[SUPPLIED ENTRIES]:
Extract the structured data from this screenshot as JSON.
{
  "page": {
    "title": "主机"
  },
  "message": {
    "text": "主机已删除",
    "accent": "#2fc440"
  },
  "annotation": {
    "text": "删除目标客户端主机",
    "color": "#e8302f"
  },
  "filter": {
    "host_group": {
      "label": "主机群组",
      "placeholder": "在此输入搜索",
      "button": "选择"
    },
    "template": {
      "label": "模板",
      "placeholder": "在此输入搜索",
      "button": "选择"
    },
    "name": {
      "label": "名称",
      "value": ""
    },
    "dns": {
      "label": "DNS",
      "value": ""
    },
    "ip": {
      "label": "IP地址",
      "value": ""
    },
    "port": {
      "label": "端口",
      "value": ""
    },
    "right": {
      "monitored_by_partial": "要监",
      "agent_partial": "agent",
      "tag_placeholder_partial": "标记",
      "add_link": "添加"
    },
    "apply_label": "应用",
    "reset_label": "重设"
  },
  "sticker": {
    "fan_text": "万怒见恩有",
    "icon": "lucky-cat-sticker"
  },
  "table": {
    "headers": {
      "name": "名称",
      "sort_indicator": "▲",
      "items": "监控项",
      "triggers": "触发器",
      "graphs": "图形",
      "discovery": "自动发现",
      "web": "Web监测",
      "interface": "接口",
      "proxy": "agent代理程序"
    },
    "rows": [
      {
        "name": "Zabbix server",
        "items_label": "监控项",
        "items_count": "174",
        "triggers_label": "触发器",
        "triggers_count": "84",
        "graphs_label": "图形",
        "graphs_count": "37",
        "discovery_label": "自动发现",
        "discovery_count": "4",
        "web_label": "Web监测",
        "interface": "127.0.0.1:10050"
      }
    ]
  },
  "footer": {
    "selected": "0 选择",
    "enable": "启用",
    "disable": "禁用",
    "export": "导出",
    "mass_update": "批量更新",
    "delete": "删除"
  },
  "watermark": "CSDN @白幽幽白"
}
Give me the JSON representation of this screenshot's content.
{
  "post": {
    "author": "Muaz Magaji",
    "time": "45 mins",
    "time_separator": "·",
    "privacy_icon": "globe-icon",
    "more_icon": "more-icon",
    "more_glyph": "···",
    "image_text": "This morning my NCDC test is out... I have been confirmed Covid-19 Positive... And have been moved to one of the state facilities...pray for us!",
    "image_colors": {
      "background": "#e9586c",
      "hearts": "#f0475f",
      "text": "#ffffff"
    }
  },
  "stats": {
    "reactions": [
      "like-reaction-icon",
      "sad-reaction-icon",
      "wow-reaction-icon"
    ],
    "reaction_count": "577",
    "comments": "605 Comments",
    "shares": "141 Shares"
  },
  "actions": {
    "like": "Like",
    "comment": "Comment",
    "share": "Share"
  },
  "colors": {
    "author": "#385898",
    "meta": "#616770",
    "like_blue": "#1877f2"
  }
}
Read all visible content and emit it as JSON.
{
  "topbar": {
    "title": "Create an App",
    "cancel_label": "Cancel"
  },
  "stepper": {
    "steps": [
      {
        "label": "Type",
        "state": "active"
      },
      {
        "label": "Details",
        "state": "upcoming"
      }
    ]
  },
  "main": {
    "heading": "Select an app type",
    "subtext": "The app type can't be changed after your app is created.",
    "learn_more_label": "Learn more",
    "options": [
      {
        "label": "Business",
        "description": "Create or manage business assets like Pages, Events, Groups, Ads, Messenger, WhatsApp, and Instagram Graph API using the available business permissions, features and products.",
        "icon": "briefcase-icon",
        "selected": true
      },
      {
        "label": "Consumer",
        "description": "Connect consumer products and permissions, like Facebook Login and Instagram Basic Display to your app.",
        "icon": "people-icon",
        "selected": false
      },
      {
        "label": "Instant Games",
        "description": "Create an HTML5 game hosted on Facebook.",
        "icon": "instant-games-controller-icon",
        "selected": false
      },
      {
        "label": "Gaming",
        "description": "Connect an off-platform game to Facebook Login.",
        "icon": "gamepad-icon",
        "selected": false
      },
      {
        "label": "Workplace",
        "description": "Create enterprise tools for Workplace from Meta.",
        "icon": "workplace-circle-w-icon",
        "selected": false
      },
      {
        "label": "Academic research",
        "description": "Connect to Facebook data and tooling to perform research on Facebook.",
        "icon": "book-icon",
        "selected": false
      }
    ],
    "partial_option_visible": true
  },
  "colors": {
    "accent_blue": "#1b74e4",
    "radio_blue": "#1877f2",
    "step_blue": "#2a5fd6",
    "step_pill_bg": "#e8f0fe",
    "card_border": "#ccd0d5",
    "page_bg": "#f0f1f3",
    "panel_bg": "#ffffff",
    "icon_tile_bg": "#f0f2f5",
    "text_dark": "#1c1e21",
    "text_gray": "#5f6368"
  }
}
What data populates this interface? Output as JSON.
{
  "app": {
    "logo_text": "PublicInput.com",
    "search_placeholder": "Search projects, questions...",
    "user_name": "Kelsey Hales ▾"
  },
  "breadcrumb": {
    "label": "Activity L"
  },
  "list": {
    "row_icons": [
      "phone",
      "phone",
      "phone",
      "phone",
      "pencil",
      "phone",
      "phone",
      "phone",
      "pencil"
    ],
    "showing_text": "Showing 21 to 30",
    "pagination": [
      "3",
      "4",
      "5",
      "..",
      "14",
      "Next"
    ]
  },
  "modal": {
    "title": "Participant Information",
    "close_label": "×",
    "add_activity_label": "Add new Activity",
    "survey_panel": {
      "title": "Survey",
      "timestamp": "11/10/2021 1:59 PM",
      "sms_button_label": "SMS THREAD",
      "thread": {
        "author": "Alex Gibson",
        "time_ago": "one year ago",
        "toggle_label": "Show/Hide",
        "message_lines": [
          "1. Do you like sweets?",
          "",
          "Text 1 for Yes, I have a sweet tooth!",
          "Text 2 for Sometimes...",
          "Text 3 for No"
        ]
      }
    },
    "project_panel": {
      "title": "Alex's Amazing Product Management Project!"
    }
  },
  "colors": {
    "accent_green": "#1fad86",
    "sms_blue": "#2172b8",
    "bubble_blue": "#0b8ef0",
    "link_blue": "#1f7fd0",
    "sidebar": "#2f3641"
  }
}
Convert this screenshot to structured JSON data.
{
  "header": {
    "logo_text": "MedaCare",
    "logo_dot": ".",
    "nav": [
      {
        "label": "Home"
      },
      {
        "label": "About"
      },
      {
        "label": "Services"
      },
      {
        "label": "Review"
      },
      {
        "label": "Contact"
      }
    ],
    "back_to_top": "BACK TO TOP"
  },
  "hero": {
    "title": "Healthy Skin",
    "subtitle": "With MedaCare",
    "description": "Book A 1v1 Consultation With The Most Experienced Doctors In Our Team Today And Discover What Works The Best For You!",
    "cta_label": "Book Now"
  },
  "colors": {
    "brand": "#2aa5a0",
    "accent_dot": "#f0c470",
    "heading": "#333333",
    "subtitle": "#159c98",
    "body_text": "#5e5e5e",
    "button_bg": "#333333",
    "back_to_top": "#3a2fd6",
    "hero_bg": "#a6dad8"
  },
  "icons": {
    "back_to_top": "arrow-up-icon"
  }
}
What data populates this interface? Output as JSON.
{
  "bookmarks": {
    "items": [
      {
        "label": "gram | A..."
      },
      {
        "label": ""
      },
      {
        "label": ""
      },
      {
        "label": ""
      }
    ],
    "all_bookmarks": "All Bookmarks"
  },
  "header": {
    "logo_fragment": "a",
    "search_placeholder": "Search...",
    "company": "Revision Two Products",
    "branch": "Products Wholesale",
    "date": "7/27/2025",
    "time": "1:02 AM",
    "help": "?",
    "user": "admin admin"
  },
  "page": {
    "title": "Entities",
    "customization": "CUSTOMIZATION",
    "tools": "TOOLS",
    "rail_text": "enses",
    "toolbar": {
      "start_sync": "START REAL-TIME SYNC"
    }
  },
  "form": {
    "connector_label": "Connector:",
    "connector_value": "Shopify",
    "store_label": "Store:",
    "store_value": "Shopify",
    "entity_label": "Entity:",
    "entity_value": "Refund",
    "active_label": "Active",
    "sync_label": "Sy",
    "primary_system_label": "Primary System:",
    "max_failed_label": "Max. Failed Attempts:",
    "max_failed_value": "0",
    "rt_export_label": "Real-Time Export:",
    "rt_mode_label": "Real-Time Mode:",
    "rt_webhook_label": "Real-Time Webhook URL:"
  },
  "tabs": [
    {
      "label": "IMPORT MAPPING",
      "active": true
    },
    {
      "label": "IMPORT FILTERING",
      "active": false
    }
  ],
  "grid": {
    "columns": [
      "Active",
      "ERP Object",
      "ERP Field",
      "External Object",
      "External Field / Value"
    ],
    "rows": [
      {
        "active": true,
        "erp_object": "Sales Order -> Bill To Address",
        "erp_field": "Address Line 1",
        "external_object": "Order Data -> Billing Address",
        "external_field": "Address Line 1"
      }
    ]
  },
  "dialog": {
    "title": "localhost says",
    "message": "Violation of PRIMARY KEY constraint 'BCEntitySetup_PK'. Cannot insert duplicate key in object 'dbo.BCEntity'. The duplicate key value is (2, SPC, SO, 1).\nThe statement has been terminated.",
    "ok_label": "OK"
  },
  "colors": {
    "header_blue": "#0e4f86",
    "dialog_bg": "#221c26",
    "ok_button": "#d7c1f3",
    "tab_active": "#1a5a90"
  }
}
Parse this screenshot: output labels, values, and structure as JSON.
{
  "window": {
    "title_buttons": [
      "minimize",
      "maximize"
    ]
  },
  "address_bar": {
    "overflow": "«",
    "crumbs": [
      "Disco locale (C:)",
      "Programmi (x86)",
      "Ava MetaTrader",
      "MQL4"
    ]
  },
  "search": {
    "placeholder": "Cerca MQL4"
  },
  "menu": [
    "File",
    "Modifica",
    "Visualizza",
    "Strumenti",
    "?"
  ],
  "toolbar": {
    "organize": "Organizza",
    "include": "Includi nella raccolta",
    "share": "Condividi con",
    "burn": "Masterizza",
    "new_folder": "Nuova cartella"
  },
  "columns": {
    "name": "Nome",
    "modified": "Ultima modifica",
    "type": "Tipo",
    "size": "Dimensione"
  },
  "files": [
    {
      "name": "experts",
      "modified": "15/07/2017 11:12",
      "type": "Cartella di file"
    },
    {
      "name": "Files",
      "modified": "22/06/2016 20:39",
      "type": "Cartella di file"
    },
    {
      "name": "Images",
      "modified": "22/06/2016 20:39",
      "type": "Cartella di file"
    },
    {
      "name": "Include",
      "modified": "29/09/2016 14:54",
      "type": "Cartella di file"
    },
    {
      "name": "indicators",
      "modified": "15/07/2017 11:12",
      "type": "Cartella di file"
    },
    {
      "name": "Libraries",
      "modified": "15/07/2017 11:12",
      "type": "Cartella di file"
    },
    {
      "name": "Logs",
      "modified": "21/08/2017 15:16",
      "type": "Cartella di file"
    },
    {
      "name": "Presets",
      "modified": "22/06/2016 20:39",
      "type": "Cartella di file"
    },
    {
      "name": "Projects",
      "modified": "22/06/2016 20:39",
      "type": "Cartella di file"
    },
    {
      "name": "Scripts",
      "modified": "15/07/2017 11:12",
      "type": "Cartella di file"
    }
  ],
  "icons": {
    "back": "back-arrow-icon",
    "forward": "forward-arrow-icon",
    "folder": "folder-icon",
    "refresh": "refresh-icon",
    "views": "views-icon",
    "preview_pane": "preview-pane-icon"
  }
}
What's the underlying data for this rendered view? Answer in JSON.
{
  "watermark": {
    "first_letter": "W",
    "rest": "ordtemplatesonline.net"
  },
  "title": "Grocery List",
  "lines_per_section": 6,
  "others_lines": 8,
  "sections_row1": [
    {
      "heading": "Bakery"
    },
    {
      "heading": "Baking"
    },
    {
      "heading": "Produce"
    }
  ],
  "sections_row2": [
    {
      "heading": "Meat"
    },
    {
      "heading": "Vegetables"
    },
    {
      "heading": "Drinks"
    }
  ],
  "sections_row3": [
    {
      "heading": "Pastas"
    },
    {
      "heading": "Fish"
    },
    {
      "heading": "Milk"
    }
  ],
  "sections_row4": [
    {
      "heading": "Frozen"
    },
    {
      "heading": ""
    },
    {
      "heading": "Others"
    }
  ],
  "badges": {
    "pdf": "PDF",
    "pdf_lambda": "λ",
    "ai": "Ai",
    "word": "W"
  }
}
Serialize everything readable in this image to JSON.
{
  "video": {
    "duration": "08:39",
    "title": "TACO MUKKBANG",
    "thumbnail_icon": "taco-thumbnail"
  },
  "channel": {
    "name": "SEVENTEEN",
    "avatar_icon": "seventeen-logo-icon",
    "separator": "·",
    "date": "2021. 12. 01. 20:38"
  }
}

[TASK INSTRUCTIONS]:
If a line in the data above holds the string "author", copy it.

[ANSWER BOX]:
    "author": "Muaz Magaji",
    "author": "#385898",
        "author": "Alex Gibson",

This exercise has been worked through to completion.